Work through the data below and state how many lines contain "JSON", giving that number alone.

### Data under study ###

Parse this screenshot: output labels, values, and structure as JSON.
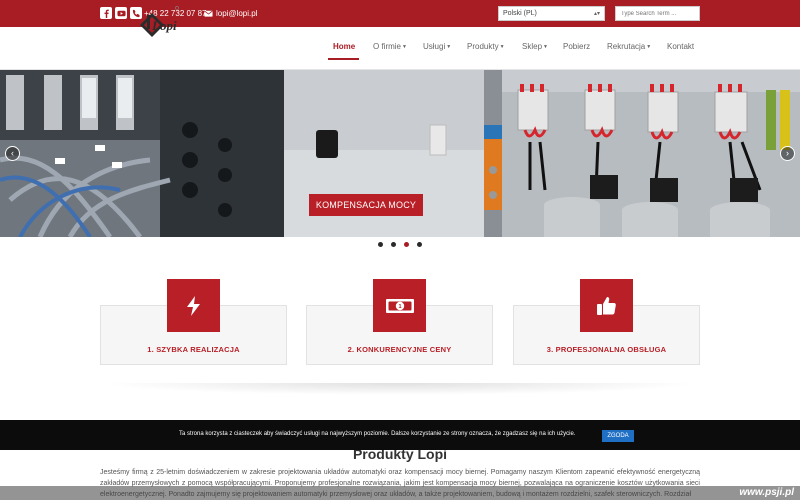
{
  "topbar": {
    "phone": "+48 22 732 07 87",
    "email": "lopi@lopi.pl",
    "language": "Polski (PL)",
    "search_placeholder": "Type Search Term ...",
    "social": [
      "facebook-icon",
      "youtube-icon"
    ],
    "background": "#a81d24"
  },
  "logo": {
    "text": "Lopi"
  },
  "nav": {
    "items": [
      {
        "label": "Home",
        "active": true
      },
      {
        "label": "O firmie",
        "has_dropdown": true
      },
      {
        "label": "Usługi",
        "has_dropdown": true
      },
      {
        "label": "Produkty",
        "has_dropdown": true
      },
      {
        "label": "Sklep",
        "has_dropdown": true
      },
      {
        "label": "Pobierz"
      },
      {
        "label": "Rekrutacja",
        "has_dropdown": true
      },
      {
        "label": "Kontakt"
      }
    ]
  },
  "slider": {
    "caption": "KOMPENSACJA MOCY",
    "slide_count": 4,
    "active_slide": 3,
    "prev": "‹",
    "next": "›"
  },
  "features": [
    {
      "label": "1. SZYBKA REALIZACJA",
      "icon": "lightning-icon"
    },
    {
      "label": "2. KONKURENCYJNE CENY",
      "icon": "banknote-icon"
    },
    {
      "label": "3. PROFESJONALNA OBSŁUGA",
      "icon": "thumbs-up-icon"
    }
  ],
  "section": {
    "title": "Produkty Lopi",
    "paragraph": "Jesteśmy firmą z 25-letnim doświadczeniem w zakresie projektowania układów automatyki oraz kompensacji mocy biernej. Pomagamy naszym Klientom zapewnić efektywność energetyczną zakładów przemysłowych z pomocą współpracującymi. Proponujemy profesjonalne rozwiązania, jakim jest kompensacja mocy biernej, pozwalająca na ograniczenie kosztów użytkowania sieci elektroenergetycznej. Ponadto zajmujemy się projektowaniem automatyki przemysłowej oraz układów, a także projektowaniem, budową i montażem rozdzielni, szafek sterowniczych. Rozdział"
  },
  "cookie": {
    "text": "Ta strona korzysta z ciasteczek aby świadczyć usługi na najwyższym poziomie. Dalsze korzystanie ze strony oznacza, że zgadzasz się na ich użycie.",
    "button": "ZGODA"
  },
  "watermark": "www.psji.pl",
  "colors": {
    "brand": "#a81d24",
    "accent_red": "#b81f26",
    "cookie_button": "#1f6fc5"
  }
}
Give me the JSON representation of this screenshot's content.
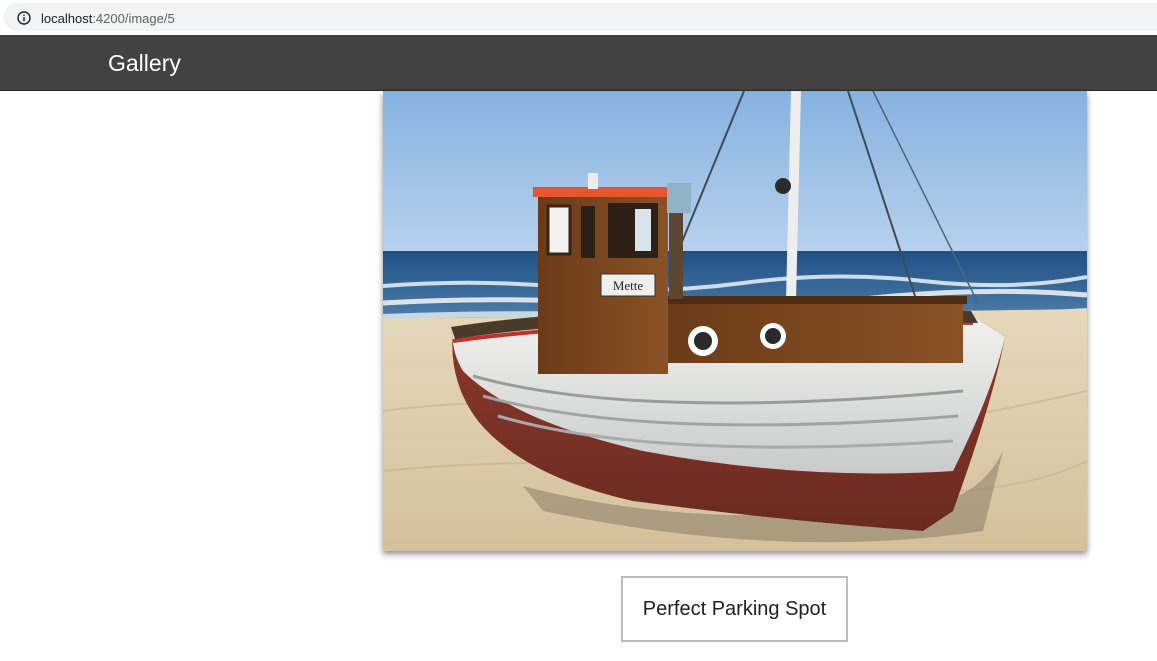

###

## Result of the exercise
2